A World of their Own

A save state which can store everything in it (and is the same when you come back!)

I think the most important thing we implemented and learnt was the house. In this house we put leader boards, achievements, picture frames and a way to ‘visualise’ your progress. The Aquarium was something our players liked the most. You could see the fish inside your fish tank for every one you caught, and a large board which shows you how many of each one. The score board was another touch which added to replay-ability.

I plan to do a few more things and hope to create some lessons for VR Game developers. Topics, I’ve been asked to discuss are marketing and a post mortem, which I plan to do.  There are also a few more other lessons, but I think that’s best discussed in a later topic once the game has been out of release for a month with the post mortem.


Moving From Games to AI

I’ve felt I’ve learnt a lot of programming from Crazy Fishing (VR), Pen Island (VR) and Scramble 7 (iOS & Android) and I want to progreinto Artificial Intelligence (particularly Computer Vision and Machine Learning). I’ve learnt a lot of programming and Managing teams & VR Gaming studios – and those lessons I can’t forget. 

vr gaming crazy fishing vr

VR Gaming as a Business

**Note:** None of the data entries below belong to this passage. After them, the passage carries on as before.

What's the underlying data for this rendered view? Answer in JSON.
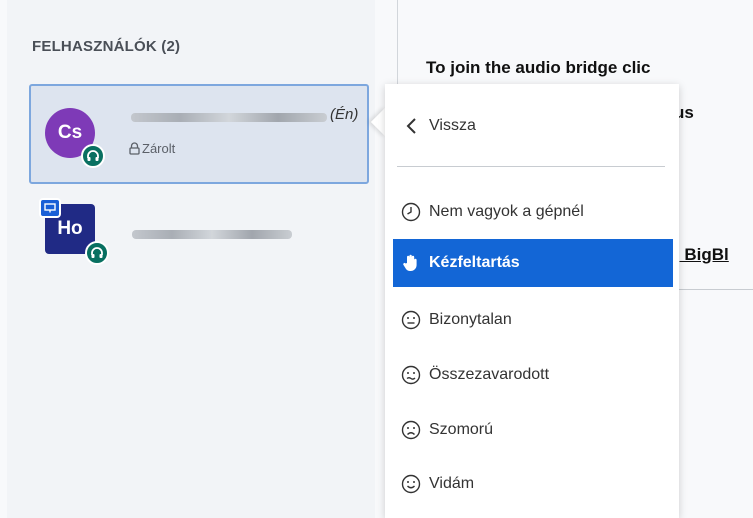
{
  "sidebar": {
    "title": "FELHASZNÁLÓK (2)",
    "users": [
      {
        "initials": "Cs",
        "you_label": "(Én)",
        "status": "Zárolt",
        "avatar_color": "#7e3ab7",
        "audio": "headset-icon"
      },
      {
        "initials": "Ho",
        "avatar_color": "#202a85",
        "audio": "headset-icon",
        "presenter": "presenter-icon"
      }
    ]
  },
  "main": {
    "line1": "To join the audio bridge clic",
    "line2": "d caus",
    "link": "; BigBl"
  },
  "menu": {
    "back": "Vissza",
    "items": [
      {
        "label": "Nem vagyok a gépnél",
        "icon": "clock-icon"
      },
      {
        "label": "Kézfeltartás",
        "icon": "hand-icon",
        "active": true
      },
      {
        "label": "Bizonytalan",
        "icon": "neutral-face-icon"
      },
      {
        "label": "Összezavarodott",
        "icon": "confused-face-icon"
      },
      {
        "label": "Szomorú",
        "icon": "sad-face-icon"
      },
      {
        "label": "Vidám",
        "icon": "happy-face-icon"
      }
    ]
  },
  "colors": {
    "accent": "#1366d6",
    "selected_bg": "#dde4ef",
    "headset": "#097061"
  }
}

I think VR gaming will always be around, but the market is certainly not ready yet for a sustainable VR gaming studio, and it’s a damn hard industry to make it big on the mobile. Instead, I feel it’s better to start with something you genuinely love – your little pet game, such as QuiVR (a game that started as a project and grew to this! Stardew Valley was a game made by a programmer to improve his CV and ended up becoming a hit sensation! Undertale – a game that was made by Toby Fox which was made over years in his own time, before it had a successful Kickstarter. These games weren’t made for the money, instead they were made for themselves, but grew to hit sensations.

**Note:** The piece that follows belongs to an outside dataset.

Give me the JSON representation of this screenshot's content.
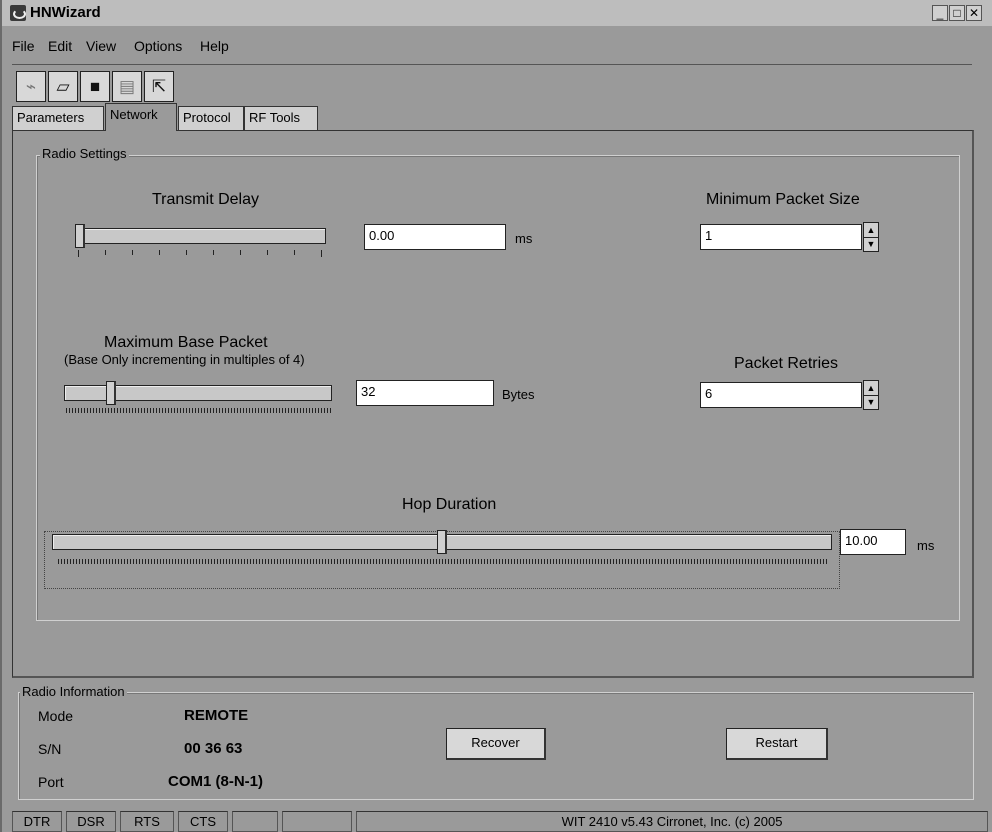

Out of all the games I’ve been apart of, Crazy Fishing has evolved to a game I enjoy. I can show friends, and I’ve learnt ALOT about virtual reality as a whole. I will write a post about the things we changed and what we discovered after we take Crazy Fishing out of Early Access (which surprisingly wont be too long from now).

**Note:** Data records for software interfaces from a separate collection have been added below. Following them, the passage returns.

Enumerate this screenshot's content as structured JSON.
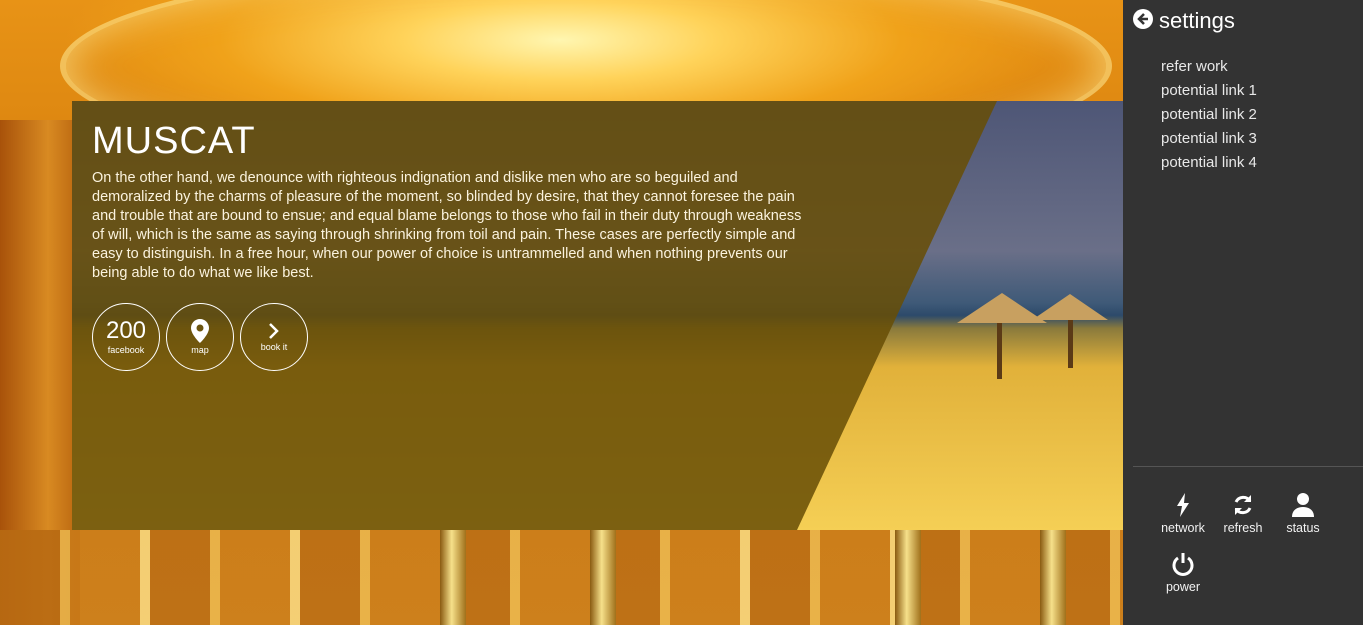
{
  "hero": {
    "city": "MUSCAT",
    "description": "On the other hand, we denounce with righteous indignation and dislike men who are so beguiled and demoralized by the charms of pleasure of the moment, so blinded by desire, that they cannot foresee the pain and trouble that are bound to ensue; and equal blame belongs to those who fail in their duty through weakness of will, which is the same as saying through shrinking from toil and pain. These cases are perfectly simple and easy to distinguish. In a free hour, when our power of choice is untrammelled and when nothing prevents our being able to do what we like best.",
    "actions": {
      "facebook_count": "200",
      "facebook_label": "facebook",
      "map_label": "map",
      "book_label": "book it"
    }
  },
  "sidebar": {
    "title": "settings",
    "back_icon": "arrow-circle-left-icon",
    "links": [
      "refer work",
      "potential link 1",
      "potential link 2",
      "potential link 3",
      "potential link 4"
    ],
    "controls": {
      "network": "network",
      "refresh": "refresh",
      "status": "status",
      "power": "power"
    }
  },
  "colors": {
    "overlay": "#684e06",
    "sidebar_bg": "#333333",
    "text": "#ffffff"
  }
}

Crazy Fishing screenshot

Gaming as a Side Business while working on AI/ML

I’ve been working doing dentistry and surgery during the day, and programming and working on games at night. Instead of doing only games, I’m going to start getting into AI as I think it’s an exciting field and could be a a huge thing in the future. The thought of a what is possible is fucking exciting (excuse my language) and can’t wait to be apart of it.

I won’t quit making games, but I won’t expect them to go big either. I believe the VR gaming market (At the moment) is not ready, but still highly interests me. The platform hasn’t even gone to its full potential, but the limitations with a small team or without a ridiculous budget are highly restricting.

Way forward:

  • I’m going to start learning Machine Learning and Python (I knew a bit, but now go full throttle) with courses I’ll list soon.
  • Working on at my surgery and teeth.
  • Managing some game projects with an active but not so active role (Got to keep the gaming programming skills up!)
  • Mastering computer vision.

Hope you will enjoy the ride to come, it’s going to be an exciting future!

Some Quick Shout Outs:

I’ve also met some amazing people, and some of the Freelancers I do want to shout out such as – Jun (super talented with logos and 2D work) and Dion (an amazing 3D artists).